Vanity is as old as civilization, and the ancient Egyptians were no exception. Both men and women were known to wear copious amounts of makeup, which they believed gave them the protection of the gods Horus and Ra. These cosmetics were made by grinding ores like malachite and galena into a substance called kohl. It was then liberally applied around the eyes with utensils made out of wood, bone and ivory. Women would also stain their cheeks with red paint and use henna to color their hands and fingernails, and both sexes wore perfumes made from oil, myrrh and cinnamon. The Egyptians believed their makeup had magical healing powers, and they weren’t entirely wrong: Research has shown that the lead-based cosmetics worn along the Nile actually helped stave off eye infections.

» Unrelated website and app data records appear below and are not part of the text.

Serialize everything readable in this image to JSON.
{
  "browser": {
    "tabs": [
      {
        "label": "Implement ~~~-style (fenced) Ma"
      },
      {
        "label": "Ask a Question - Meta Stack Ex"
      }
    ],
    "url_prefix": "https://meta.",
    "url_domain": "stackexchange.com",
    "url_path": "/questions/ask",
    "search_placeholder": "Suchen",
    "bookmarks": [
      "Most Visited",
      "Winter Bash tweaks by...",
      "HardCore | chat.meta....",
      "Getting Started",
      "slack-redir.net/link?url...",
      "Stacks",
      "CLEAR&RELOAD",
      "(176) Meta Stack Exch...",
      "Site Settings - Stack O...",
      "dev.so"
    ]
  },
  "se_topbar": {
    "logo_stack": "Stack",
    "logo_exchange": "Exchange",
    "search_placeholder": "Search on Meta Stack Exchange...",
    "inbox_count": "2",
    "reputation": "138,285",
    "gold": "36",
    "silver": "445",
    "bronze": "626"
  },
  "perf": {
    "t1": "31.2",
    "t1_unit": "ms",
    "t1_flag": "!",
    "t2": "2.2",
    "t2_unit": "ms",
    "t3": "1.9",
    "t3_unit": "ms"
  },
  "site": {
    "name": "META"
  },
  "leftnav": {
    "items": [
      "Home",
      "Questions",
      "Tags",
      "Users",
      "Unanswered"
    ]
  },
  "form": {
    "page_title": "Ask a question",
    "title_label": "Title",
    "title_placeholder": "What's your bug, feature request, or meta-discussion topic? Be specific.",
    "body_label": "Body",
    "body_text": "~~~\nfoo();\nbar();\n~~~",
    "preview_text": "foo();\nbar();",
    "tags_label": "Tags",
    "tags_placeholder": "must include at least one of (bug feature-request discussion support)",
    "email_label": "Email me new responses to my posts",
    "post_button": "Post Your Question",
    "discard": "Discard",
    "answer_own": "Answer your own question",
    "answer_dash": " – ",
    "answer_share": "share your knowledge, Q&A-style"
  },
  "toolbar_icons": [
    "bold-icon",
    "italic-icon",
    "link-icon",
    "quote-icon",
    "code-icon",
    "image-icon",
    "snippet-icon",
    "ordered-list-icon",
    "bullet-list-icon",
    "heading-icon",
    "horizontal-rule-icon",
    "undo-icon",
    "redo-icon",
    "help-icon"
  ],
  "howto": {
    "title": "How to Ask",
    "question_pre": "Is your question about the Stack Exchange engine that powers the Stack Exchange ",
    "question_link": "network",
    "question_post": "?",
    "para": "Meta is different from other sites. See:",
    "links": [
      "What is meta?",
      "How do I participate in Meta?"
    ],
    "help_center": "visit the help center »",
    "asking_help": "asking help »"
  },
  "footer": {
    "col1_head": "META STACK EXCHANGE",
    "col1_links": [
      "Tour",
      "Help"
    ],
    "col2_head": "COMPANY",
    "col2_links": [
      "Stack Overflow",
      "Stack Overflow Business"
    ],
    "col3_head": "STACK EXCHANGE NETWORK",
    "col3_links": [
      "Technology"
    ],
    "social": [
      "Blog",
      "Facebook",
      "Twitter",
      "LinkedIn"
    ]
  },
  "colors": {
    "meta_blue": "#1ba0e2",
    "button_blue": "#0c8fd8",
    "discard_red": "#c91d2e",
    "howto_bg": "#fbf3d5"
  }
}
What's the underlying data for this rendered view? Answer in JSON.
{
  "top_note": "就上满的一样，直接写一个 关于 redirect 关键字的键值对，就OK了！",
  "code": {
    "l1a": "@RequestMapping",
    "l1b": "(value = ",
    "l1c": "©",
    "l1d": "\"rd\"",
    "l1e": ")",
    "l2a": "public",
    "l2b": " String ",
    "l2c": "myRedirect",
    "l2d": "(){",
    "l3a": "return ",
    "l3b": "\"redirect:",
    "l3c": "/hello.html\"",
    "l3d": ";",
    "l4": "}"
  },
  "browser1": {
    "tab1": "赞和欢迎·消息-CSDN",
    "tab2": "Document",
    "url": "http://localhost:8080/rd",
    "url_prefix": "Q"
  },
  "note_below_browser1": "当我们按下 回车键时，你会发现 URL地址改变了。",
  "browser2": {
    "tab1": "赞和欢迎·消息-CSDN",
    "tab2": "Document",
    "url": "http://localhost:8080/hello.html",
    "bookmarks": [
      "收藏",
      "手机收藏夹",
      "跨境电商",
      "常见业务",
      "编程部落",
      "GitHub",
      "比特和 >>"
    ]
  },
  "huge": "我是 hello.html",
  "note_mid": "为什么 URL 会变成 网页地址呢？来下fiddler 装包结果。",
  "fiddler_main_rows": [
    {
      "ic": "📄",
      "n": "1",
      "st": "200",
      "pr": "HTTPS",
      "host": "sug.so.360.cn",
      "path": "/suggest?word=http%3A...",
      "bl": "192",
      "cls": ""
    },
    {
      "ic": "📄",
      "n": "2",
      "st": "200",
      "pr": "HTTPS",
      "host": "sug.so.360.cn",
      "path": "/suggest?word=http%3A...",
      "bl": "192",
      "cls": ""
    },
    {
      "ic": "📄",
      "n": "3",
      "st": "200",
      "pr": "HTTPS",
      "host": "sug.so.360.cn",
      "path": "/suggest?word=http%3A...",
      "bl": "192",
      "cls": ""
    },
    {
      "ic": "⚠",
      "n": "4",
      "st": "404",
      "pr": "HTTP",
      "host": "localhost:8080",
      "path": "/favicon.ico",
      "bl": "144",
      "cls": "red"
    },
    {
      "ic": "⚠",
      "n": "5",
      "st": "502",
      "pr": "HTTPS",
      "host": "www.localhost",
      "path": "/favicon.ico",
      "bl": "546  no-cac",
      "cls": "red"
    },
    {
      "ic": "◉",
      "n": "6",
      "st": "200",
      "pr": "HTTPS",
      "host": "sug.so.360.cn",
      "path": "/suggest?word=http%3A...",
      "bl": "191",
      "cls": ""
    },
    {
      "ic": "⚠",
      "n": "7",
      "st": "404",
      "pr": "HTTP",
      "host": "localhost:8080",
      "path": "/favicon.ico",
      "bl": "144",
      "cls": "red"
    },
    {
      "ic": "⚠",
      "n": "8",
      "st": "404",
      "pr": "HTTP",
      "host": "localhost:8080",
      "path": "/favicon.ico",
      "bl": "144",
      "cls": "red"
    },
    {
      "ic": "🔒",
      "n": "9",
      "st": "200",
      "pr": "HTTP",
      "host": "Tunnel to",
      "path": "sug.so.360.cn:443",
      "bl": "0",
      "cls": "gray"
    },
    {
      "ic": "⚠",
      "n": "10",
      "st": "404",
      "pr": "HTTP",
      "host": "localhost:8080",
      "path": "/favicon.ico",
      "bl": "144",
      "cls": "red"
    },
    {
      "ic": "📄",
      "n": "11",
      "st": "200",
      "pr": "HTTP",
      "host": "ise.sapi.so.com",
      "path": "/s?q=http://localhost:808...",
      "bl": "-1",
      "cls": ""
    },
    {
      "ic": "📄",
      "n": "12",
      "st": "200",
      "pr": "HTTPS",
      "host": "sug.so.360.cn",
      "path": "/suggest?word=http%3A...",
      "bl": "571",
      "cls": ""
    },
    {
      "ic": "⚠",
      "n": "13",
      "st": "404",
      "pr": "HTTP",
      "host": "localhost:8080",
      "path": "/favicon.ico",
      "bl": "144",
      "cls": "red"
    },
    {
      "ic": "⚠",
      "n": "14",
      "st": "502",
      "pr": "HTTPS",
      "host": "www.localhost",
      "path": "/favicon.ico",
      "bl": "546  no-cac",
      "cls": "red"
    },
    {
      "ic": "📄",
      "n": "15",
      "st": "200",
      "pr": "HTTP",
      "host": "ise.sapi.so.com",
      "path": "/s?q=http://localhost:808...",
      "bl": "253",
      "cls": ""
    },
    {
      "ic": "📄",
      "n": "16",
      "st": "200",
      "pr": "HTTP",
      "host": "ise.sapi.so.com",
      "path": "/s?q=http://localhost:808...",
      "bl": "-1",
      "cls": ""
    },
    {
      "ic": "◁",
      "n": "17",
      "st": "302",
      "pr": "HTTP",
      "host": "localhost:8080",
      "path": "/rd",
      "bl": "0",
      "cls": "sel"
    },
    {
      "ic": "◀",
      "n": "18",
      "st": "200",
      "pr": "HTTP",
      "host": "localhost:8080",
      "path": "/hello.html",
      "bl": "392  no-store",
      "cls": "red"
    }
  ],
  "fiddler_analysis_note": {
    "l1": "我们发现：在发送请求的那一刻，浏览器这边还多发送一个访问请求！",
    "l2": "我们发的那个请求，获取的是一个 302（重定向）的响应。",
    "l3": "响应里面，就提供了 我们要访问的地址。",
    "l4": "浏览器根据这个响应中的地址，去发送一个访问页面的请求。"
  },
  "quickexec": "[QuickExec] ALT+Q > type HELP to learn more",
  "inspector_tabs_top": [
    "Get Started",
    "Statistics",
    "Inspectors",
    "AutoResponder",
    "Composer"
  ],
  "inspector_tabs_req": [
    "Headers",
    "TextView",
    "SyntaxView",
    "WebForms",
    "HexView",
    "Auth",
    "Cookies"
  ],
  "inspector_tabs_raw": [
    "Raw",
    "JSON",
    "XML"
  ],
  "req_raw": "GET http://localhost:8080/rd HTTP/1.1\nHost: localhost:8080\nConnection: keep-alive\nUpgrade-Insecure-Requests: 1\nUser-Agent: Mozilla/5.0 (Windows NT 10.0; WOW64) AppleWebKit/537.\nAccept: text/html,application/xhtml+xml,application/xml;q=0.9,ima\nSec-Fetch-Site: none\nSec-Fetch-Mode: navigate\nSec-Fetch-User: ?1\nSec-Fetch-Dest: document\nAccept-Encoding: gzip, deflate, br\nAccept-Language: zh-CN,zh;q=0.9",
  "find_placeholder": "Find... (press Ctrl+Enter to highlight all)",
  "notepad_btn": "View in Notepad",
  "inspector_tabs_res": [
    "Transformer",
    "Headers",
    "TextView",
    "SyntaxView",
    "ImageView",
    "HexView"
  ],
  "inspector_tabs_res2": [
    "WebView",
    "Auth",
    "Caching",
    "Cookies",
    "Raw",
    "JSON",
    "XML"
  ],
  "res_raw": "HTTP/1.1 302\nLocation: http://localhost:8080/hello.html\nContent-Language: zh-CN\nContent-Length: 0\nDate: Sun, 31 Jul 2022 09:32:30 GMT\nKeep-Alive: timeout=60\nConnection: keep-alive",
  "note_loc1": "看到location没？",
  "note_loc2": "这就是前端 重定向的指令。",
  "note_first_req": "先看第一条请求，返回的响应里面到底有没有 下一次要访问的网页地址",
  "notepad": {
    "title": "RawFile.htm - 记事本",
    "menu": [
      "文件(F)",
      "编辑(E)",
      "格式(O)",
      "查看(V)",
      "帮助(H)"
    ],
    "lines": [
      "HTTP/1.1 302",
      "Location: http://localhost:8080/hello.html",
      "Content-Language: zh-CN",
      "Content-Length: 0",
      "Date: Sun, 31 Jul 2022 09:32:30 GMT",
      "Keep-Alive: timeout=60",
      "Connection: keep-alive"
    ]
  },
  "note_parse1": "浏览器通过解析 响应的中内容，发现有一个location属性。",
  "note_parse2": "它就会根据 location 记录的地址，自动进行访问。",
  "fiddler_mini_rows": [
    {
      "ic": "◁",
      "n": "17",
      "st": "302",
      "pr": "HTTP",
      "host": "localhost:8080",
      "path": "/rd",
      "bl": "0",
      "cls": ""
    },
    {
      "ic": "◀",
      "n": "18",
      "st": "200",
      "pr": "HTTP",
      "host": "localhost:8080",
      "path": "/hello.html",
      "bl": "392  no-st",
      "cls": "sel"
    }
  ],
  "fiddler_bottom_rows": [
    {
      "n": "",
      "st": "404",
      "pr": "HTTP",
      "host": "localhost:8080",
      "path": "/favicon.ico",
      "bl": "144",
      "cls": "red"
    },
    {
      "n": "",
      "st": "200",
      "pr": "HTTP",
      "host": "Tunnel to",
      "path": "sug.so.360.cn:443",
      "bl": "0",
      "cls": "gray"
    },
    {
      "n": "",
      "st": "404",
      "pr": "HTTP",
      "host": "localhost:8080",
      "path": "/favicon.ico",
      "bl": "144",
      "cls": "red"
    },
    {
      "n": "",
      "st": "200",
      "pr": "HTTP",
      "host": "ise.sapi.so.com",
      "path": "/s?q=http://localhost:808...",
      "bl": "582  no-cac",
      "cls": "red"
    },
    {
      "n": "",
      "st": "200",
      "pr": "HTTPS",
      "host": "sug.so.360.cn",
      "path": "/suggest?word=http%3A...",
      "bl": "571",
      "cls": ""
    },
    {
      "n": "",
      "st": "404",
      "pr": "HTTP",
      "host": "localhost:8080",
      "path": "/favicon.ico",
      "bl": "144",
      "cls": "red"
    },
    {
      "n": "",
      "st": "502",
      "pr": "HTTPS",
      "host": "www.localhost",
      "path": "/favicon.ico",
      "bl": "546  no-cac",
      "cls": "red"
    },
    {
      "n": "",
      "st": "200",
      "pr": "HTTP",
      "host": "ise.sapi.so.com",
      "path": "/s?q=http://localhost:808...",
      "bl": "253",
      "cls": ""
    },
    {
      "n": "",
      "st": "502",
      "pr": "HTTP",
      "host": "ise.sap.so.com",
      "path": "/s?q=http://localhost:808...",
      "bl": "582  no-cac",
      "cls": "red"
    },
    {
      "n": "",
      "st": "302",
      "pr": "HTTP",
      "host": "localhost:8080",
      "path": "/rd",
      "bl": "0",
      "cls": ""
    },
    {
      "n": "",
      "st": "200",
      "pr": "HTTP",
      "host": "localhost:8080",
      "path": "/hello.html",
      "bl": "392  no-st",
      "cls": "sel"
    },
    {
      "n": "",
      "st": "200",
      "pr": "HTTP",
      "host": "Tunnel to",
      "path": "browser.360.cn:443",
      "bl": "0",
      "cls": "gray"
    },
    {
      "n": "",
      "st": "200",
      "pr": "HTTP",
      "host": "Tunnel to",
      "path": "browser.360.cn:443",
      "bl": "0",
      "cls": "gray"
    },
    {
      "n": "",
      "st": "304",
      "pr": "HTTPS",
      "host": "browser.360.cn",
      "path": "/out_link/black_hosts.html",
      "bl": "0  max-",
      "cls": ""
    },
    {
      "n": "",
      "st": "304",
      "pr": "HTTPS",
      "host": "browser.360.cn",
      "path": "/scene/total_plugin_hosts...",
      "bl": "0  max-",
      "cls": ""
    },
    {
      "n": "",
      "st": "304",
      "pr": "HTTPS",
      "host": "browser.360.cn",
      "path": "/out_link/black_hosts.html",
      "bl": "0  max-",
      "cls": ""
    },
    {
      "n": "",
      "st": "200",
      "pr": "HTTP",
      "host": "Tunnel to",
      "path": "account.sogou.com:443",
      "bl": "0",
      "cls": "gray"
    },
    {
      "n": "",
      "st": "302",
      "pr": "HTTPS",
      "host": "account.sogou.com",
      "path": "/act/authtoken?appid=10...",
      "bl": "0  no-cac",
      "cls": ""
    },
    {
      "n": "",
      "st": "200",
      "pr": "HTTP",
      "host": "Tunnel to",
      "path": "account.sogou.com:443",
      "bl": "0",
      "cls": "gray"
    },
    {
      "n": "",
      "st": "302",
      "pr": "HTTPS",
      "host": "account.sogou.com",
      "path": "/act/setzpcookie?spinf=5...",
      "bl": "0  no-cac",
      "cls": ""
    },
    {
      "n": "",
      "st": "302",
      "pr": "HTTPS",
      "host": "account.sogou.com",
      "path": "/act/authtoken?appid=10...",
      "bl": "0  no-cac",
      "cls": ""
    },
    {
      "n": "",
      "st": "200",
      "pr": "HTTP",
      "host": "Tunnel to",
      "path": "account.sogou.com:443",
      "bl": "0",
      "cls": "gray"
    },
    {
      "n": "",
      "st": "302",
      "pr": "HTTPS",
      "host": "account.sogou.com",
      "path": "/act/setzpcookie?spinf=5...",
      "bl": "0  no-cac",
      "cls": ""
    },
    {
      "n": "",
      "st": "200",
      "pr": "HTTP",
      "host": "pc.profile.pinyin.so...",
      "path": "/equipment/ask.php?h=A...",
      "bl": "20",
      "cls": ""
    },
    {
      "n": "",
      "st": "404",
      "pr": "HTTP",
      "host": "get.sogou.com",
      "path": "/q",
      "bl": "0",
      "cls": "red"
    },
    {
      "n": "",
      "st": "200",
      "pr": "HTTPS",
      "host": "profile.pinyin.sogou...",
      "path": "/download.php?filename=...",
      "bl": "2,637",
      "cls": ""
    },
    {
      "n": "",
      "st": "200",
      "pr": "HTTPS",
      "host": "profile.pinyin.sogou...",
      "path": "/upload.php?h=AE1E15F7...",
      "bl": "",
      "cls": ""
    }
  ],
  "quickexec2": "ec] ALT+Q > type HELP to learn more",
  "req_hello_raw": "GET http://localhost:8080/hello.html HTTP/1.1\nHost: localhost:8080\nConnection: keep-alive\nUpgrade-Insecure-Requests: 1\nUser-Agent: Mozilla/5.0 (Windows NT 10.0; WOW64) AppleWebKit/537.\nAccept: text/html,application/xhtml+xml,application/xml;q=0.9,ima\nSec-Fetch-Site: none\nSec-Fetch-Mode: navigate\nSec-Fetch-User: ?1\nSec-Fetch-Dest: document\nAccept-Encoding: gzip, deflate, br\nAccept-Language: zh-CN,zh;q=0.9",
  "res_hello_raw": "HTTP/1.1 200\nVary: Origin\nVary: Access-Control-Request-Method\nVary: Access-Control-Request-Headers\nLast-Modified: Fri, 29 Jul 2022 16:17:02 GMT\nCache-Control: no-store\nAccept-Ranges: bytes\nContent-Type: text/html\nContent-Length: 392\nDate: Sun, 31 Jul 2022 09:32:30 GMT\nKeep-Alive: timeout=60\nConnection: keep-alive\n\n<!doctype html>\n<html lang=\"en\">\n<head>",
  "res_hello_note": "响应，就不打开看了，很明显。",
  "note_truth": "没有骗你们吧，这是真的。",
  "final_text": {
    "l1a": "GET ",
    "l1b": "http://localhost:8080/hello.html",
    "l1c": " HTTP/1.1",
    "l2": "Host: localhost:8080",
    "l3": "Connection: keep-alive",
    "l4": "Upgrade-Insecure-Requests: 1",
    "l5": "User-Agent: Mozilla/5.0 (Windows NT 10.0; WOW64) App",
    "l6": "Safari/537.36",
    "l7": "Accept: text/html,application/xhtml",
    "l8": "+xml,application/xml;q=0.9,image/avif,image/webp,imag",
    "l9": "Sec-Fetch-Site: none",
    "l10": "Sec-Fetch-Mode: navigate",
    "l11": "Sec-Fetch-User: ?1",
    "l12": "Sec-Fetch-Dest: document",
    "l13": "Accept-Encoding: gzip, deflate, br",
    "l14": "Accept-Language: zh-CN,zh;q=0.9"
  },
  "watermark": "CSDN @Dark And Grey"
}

–Make-Up by Samira Sheego
Civilizations have used forms of cosmetics — though not always recognizable to cosmetics users today — for centuries in religious rituals, to enhance beauty, and to promote good health. Cosmetic usage throughout history can be indicative of a civilization’s practical concerns, such as protection from the sun; class system; or of its conventions of beauty.The timeline below represents a brief history of cosmetics usage, beginning with the Ancient Egyptians in 10,000 BCE up through the beginning of the 20th Century.
– Geographic location: Egypt/Sudan, Africa
COSMETICS IN THE ANCIENT WORLD
Men and women in Egypt use scented oils and ointments to clean and soften their skin and mask body odor. Cosmetics are an integral part of Egyptian hygiene and health. Oils and creams are used for protection against the hot Egyptian sun and dry winds. Myrrh, thyme, marjoram, chamomile, lavender, lily, peppermint, rosemary, cedar, rose, aloe, olive oil, sesame oil, and almond oil provide the basic ingredients of most perfumes that Egyptians use in religious ritual.
-Make-up by Beau Derrick Beauty -Model: Senait Gidey
Egyptian women apply galena mesdemet (made of copper and lead ore) and malachite (bright green paste of copper minerals) to their faces for color and definition. They employ a combination of burnt almonds, oxidized copper, different-colored coppers ores, lead, ash, and ochre — together called kohl — to adorn the eyes in an almond shape. Women carry cosmetics to parties in makeup boxes and keep them under their chairs.
-Make-Up by Saufeeya Goodson
Henna is used in India as a hair dye and in mehndi, an art form in which complex designs are painted on to the hands and feet, especially before a Hindu wedding. Henna is also used in some North African cultures.
“A woman without paint is like food without salt.”- Roman philosopher, Plautus
-Make-Up by Osob Beauty
Anastasia Beverly Hills
Eyes: Modern Renaissance palette
Foundation: ABH stick foundation in shade “honey”